→ Aim of the exercise:
After locating the line that holds "Serialize everything readable", output it and all following lines word for word, stopping only at the end of the data.

→ Supplied records:
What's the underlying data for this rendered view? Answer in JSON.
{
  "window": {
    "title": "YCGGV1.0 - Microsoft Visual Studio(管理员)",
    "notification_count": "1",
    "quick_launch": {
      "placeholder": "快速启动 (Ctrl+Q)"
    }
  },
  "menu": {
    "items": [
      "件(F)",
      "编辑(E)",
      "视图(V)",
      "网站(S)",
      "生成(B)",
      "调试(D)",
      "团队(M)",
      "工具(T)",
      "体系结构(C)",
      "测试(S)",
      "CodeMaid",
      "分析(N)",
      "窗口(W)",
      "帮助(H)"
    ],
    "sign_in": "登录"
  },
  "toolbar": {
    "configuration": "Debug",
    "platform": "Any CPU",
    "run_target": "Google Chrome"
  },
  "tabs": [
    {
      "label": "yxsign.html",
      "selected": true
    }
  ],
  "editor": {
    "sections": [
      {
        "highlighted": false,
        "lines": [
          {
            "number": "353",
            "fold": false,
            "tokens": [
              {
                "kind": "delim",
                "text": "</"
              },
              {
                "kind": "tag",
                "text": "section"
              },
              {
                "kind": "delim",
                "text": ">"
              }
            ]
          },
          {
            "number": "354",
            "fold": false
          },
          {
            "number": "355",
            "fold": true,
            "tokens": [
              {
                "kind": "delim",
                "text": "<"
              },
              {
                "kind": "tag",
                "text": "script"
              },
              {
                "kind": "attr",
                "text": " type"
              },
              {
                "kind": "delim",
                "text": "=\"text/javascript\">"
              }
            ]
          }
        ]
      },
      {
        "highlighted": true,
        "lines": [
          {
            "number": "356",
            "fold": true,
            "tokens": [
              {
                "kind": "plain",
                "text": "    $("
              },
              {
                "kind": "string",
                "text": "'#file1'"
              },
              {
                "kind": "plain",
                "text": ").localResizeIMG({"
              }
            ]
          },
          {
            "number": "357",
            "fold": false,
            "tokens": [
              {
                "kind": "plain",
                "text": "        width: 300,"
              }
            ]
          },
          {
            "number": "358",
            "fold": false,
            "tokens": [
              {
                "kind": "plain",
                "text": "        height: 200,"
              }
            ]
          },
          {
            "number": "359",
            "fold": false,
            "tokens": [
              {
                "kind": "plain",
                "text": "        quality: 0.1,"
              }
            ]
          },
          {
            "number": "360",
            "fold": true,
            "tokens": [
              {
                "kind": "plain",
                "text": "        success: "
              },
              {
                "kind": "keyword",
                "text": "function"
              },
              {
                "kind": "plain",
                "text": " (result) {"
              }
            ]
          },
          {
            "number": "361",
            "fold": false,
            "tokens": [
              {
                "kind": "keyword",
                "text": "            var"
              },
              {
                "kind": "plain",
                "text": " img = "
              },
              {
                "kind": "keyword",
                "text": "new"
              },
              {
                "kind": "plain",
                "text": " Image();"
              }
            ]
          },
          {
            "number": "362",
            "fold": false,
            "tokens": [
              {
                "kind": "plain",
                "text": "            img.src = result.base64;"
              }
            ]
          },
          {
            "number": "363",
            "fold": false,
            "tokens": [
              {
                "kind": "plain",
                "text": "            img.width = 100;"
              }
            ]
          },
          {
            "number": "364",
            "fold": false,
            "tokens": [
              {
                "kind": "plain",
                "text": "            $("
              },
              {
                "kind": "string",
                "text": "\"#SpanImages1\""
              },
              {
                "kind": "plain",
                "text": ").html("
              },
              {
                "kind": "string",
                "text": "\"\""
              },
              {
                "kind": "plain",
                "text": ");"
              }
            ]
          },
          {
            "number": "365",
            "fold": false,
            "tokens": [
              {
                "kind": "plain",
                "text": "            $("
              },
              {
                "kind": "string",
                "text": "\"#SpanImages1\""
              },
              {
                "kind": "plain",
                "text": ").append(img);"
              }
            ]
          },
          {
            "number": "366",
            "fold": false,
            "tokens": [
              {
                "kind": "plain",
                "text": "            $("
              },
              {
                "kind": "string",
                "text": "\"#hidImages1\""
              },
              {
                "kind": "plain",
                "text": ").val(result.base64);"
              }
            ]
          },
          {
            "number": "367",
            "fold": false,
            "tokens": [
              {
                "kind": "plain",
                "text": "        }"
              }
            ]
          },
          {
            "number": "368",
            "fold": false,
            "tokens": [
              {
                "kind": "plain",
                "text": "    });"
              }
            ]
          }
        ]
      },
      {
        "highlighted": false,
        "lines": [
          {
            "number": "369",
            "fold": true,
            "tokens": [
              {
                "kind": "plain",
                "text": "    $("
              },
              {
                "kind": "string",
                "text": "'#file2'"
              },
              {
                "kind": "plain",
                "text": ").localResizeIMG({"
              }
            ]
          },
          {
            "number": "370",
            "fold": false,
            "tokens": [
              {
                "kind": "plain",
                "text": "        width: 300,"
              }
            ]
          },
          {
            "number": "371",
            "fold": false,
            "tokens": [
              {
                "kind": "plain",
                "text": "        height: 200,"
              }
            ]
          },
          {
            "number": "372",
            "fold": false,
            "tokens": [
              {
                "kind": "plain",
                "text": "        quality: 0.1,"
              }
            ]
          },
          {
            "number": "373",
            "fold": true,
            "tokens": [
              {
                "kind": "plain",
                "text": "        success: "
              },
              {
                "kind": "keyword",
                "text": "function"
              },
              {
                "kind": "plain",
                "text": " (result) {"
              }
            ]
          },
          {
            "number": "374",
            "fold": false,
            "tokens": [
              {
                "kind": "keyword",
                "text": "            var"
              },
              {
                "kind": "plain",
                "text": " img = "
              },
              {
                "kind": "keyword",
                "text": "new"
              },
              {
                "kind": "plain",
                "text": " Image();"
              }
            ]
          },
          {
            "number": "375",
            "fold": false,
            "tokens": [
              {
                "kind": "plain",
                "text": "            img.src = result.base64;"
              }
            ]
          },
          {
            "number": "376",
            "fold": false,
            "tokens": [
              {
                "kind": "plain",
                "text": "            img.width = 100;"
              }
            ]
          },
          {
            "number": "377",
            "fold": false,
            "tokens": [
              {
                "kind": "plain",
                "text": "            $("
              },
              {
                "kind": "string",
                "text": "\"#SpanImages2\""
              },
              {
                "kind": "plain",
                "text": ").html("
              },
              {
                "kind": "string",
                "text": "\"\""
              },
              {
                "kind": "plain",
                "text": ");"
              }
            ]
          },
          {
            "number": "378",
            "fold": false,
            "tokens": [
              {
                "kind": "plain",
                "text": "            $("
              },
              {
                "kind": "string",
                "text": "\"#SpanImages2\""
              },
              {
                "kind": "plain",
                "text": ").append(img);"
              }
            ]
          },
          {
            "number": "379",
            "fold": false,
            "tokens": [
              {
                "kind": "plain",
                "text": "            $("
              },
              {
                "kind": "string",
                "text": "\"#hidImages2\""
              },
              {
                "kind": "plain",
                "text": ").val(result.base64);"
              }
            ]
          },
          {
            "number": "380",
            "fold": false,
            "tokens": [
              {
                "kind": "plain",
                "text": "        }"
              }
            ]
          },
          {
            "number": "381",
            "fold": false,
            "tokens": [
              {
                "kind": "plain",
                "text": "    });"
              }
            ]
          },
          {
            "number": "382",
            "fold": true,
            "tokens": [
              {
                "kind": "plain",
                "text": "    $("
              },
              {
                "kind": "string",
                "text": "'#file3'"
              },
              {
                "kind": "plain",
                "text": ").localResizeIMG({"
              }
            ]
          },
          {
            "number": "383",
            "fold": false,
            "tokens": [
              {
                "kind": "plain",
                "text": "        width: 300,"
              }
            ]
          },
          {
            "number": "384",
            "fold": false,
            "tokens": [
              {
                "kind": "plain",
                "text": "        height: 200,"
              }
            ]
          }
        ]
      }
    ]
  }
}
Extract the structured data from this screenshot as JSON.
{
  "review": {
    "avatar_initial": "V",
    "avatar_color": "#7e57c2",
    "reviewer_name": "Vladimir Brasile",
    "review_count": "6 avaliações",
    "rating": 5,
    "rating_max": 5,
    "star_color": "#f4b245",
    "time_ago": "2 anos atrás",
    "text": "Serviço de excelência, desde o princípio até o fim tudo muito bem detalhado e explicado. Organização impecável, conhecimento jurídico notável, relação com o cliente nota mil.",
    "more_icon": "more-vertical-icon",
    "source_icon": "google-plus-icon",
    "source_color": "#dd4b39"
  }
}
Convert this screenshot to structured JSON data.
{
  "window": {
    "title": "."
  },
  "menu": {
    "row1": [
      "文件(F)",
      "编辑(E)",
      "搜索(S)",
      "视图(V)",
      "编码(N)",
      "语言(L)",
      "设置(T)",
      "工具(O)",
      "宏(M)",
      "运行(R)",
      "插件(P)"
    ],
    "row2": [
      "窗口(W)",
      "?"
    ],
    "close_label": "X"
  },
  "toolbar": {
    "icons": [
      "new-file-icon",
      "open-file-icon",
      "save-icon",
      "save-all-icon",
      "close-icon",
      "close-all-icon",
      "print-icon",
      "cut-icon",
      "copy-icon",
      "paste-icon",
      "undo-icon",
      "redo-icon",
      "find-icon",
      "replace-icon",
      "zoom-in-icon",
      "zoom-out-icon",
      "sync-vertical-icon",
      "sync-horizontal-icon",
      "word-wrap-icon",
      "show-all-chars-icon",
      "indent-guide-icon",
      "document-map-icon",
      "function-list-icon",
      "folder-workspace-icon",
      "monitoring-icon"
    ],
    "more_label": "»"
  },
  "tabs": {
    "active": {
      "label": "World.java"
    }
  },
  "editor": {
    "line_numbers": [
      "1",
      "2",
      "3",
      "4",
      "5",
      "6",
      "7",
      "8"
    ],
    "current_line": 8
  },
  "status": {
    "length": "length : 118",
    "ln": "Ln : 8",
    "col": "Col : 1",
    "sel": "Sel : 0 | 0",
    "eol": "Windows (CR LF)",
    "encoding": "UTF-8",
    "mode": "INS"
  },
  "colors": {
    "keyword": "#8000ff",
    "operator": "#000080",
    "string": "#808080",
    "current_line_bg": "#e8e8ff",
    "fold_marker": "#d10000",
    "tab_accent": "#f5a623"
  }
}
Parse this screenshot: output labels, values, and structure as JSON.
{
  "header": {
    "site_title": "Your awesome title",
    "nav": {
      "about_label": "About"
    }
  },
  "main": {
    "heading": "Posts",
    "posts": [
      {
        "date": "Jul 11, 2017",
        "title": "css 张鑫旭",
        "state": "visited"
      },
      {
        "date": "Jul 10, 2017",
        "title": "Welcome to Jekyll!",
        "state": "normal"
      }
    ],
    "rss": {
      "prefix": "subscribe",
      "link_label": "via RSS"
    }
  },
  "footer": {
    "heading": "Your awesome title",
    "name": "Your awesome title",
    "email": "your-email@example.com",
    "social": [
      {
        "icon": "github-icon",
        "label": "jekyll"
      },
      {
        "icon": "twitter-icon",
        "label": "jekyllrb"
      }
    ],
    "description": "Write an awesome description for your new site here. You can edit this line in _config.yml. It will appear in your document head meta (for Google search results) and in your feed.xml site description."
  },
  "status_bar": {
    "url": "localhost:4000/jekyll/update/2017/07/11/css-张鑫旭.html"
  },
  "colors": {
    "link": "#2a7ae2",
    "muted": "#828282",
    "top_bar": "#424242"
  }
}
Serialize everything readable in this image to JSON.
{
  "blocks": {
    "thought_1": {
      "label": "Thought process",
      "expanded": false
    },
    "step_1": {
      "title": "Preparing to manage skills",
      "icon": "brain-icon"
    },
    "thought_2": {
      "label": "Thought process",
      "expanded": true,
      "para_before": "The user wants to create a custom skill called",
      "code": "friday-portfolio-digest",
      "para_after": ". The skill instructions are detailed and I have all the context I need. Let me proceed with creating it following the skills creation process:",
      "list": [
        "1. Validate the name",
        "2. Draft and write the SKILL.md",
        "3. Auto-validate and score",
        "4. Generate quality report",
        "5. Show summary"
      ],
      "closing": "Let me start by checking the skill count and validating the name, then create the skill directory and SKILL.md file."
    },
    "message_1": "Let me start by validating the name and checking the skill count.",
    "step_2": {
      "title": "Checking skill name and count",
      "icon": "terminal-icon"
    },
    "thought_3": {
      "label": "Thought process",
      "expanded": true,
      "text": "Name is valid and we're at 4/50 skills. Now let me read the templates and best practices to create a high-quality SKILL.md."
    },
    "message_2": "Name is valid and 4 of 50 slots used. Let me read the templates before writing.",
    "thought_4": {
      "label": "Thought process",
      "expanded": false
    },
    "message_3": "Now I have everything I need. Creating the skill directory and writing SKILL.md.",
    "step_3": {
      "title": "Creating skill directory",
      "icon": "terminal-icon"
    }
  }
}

→ Written answer:
Serialize everything readable in this image to JSON.
{
  "blocks": {
    "thought_1": {
      "label": "Thought process",
      "expanded": false
    },
    "step_1": {
      "title": "Preparing to manage skills",
      "icon": "brain-icon"
    },
    "thought_2": {
      "label": "Thought process",
      "expanded": true,
      "para_before": "The user wants to create a custom skill called",
      "code": "friday-portfolio-digest",
      "para_after": ". The skill instructions are detailed and I have all the context I need. Let me proceed with creating it following the skills creation process:",
      "list": [
        "1. Validate the name",
        "2. Draft and write the SKILL.md",
        "3. Auto-validate and score",
        "4. Generate quality report",
        "5. Show summary"
      ],
      "closing": "Let me start by checking the skill count and validating the name, then create the skill directory and SKILL.md file."
    },
    "message_1": "Let me start by validating the name and checking the skill count.",
    "step_2": {
      "title": "Checking skill name and count",
      "icon": "terminal-icon"
    },
    "thought_3": {
      "label": "Thought process",
      "expanded": true,
      "text": "Name is valid and we're at 4/50 skills. Now let me read the templates and best practices to create a high-quality SKILL.md."
    },
    "message_2": "Name is valid and 4 of 50 slots used. Let me read the templates before writing.",
    "thought_4": {
      "label": "Thought process",
      "expanded": false
    },
    "message_3": "Now I have everything I need. Creating the skill directory and writing SKILL.md.",
    "step_3": {
      "title": "Creating skill directory",
      "icon": "terminal-icon"
    }
  }
}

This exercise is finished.